LESSONS FROM RUSSIA ".
siR.—Russia, claims Mr. Crowther in your issue of January r6th, points the moral that science can be planned. It is, however, not clear from his article what he means by the planning of science. He implies that the establishment of research institutes for the purposes of in- dustry is one of the achievements of scientific planning. The virtue of this particular provision was not, however, discovered by the Russians. Industrial research institutes were common in Western Europe and America before Communism was established in Russia. In Western Europe 'these laboratories were, in the interests of scientific accuracy, described as institutes of applied scientific research. In these the ends were clearly formulated, but the means were not constrained by the requirements "of political philosophy and the interpretation of State policy," and it is in this sense evidently that the Russian research institutes ar•e planned and those of Western Europe and America are not. Planning, suggests Mr. Crowther,, induces the staff of the research institute to ' react with remarkable unity, speed 'and understanding to any situation "—but apparently not always, for in his Social Relations of Science he writes:
" The violent contests over political policy have been reflected in the life of the institutes and, as in other departments of the State, many scientists have been imprisoned, and some have been shot. Insufficiently educated enthusiasts sometimes denounced scientific theories because they were advocated by persons whose political views were regarded as inimical, to the State. The scientific researches of persons disapproved by the political authori- ties have sometimes been omitted in lists of references, and scientists have sometimes been seen apologising to the political authorities for having held opinions which appear to the majority of scientists in the world to be correct." (Page 556.)
Evidently the attainment of " unity, speed and understanding " exacts a very heavy sacrifice. Mr. Crowther, however, with com- mendable consistency accepts the full implications of his robust sym- pathies.
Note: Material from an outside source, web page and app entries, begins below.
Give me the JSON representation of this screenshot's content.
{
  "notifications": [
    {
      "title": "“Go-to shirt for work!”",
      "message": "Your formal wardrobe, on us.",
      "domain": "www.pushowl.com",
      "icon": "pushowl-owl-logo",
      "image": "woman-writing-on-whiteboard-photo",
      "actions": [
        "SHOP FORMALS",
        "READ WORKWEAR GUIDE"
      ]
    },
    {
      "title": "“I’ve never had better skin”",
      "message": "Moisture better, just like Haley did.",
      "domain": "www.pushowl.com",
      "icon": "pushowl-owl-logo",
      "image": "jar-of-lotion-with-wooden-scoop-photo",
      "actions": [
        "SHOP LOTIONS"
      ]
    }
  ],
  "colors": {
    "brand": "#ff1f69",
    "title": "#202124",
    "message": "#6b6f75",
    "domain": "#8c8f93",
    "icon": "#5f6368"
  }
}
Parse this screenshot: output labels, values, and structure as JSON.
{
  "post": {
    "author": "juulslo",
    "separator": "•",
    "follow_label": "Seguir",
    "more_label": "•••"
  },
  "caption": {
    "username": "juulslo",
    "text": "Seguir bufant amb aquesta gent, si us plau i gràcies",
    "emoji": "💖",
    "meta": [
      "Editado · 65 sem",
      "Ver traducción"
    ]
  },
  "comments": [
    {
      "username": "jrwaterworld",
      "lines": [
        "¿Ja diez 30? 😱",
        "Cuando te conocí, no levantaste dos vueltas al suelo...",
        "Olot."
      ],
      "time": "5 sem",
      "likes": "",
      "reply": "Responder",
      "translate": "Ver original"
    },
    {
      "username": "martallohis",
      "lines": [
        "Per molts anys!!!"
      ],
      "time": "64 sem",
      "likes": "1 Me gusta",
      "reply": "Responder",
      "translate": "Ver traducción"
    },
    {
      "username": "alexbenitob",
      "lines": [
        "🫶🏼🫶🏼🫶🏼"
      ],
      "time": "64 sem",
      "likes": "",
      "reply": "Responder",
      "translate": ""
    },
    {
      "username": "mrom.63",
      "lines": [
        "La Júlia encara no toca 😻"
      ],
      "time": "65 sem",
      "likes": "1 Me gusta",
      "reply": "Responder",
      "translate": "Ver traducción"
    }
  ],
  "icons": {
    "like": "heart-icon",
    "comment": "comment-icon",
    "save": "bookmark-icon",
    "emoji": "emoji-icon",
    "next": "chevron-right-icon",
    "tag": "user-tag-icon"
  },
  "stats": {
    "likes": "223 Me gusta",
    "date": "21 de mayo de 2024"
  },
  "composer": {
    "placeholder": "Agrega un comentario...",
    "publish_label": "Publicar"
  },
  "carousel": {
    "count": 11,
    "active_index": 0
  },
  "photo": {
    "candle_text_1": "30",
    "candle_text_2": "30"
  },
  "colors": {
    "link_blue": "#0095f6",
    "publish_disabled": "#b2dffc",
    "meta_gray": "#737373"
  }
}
In the same book he says: " Inquisition is beneficial to science when it protects a rising class " (p. 333), and again: " The anger and value of an inquisition depend' on whether it is used on behalf of a reactionary or a progressive governing class " (p. 331).
The suffering to which scientists in Russia have been exposed, could of in the circumstances evoke any considerable protest. I would herefore suggest that Mr. Crowther should restrain his enthusiastic scriptions of the state of mind of .men who have be-n under constant ice supervision, until that supervision has been removed and we can ace the confirmatory evidence of these men themselves speaking on eir own .behalf. The Russians are making a magnificent military ifort for which we can be unreservedly thankful. Moreover there if ndoubtedly much- that we can admire in Russian institutions. An ndiscriminate adulation is, however, as harmful to• Russia as it is to selves.—Yours faithfully. R. BROwN. 7 Redclyffe Road, Withington, Manchester 20.